Copy each line of the records that holds the string "kind".

· · · ·

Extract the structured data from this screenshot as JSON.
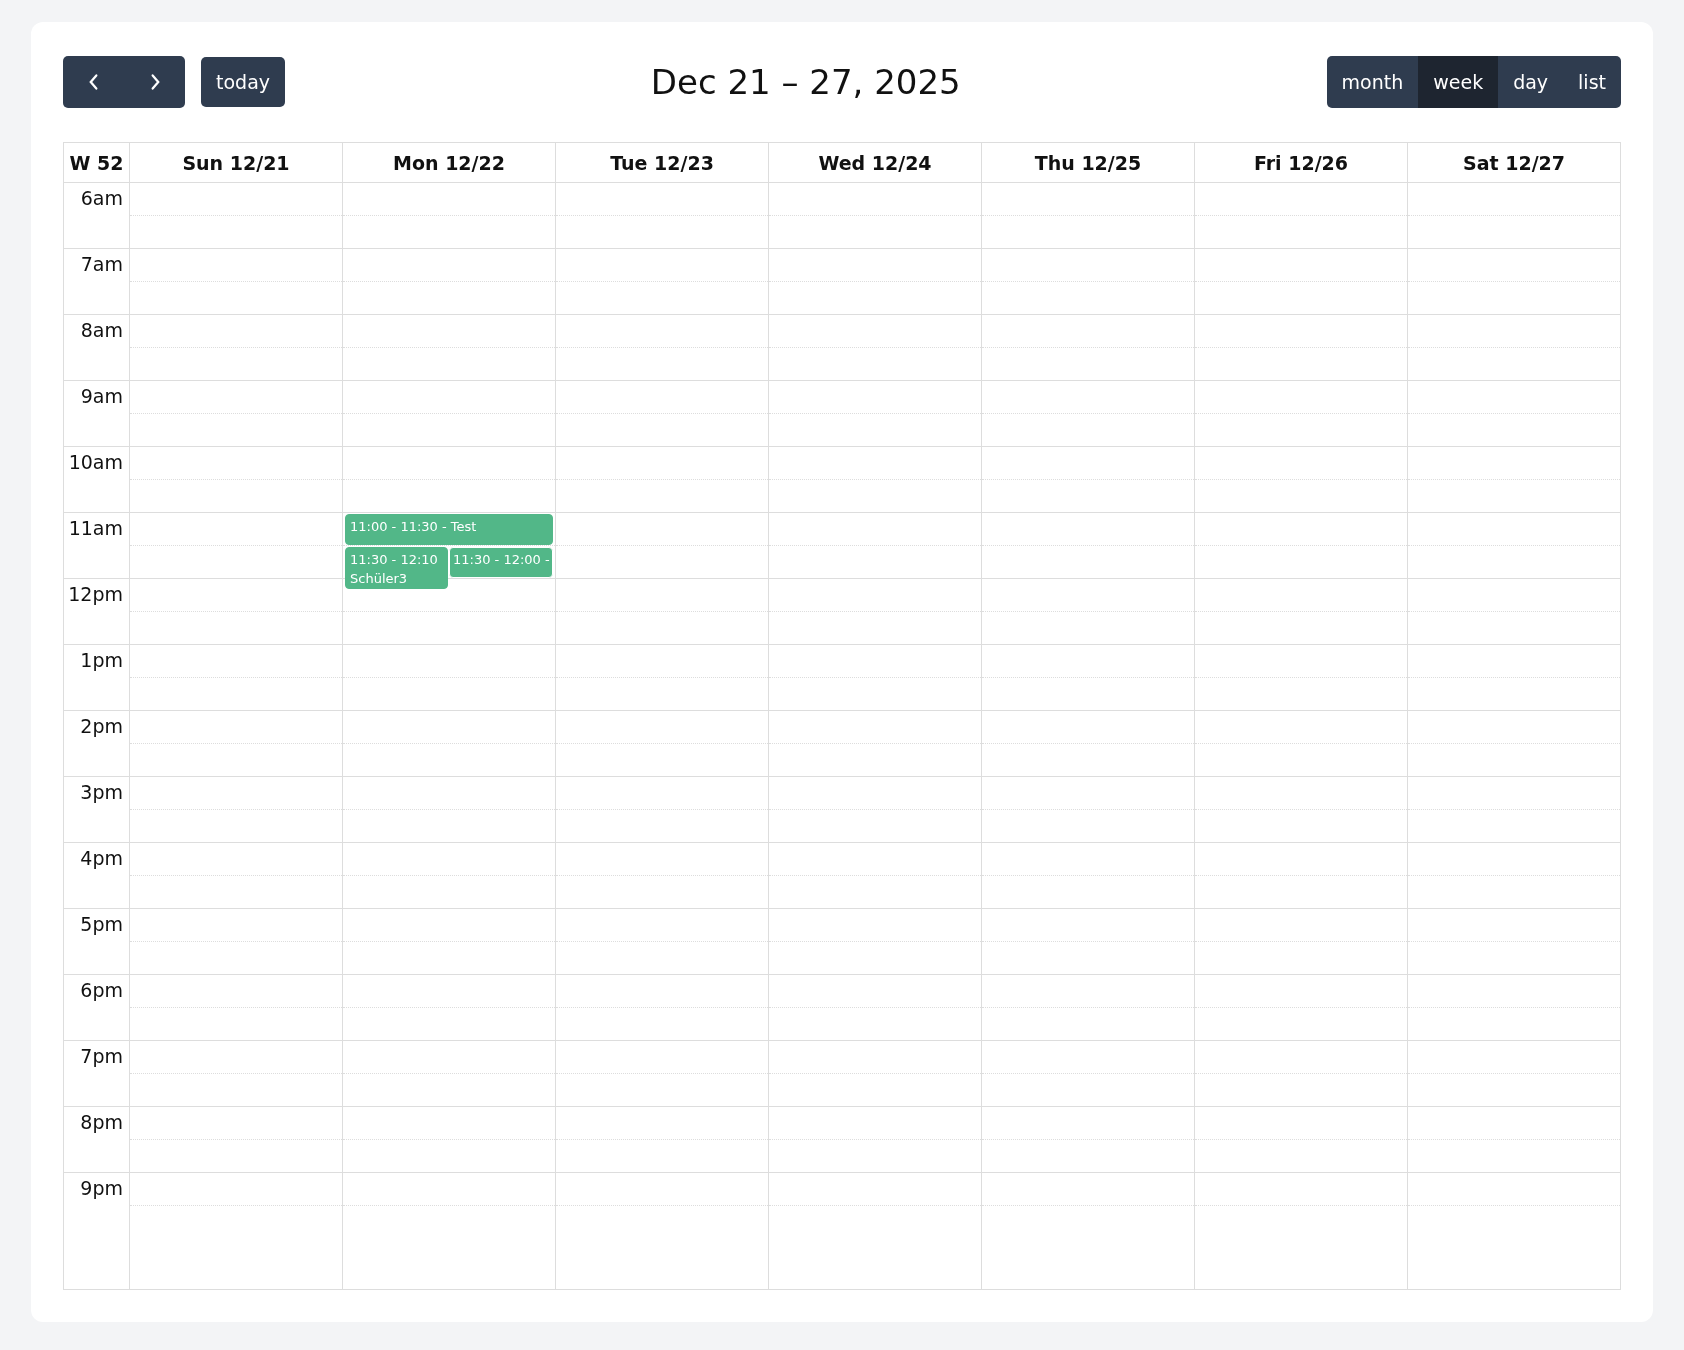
{
  "toolbar": {
    "nav": [
      {
        "kind": "prev"
      },
      {
        "kind": "next"
      }
    ],
    "today": "today",
    "title": "Dec 21 – 27, 2025",
    "views": [
      {
        "label": "month",
        "selected": false
      },
      {
        "label": "week",
        "selected": true
      },
      {
        "label": "day",
        "selected": false
      },
      {
        "label": "list",
        "selected": false
      }
    ]
  },
  "calendar": {
    "week_label": "W 52",
    "hours": [
      "6am",
      "7am",
      "8am",
      "9am",
      "10am",
      "11am",
      "12pm",
      "1pm",
      "2pm",
      "3pm",
      "4pm",
      "5pm",
      "6pm",
      "7pm",
      "8pm",
      "9pm"
    ],
    "days": [
      {
        "label": "Sun 12/21"
      },
      {
        "label": "Mon 12/22",
        "events": [
          {
            "kind": "base",
            "text": "11:00 - 11:30 - Test"
          },
          {
            "kind": "base",
            "text": "11:30 - 12:10 Schüler3"
          },
          {
            "kind": "stacked",
            "text": "11:30 - 12:00 -"
          }
        ]
      },
      {
        "label": "Tue 12/23"
      },
      {
        "label": "Wed 12/24"
      },
      {
        "label": "Thu 12/25"
      },
      {
        "label": "Fri 12/26"
      },
      {
        "label": "Sat 12/27"
      }
    ]
  }
}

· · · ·

▶ [Answer section]
        "kind": "prev"
        "kind": "next"
            "kind": "base",
            "kind": "base",
            "kind": "stacked",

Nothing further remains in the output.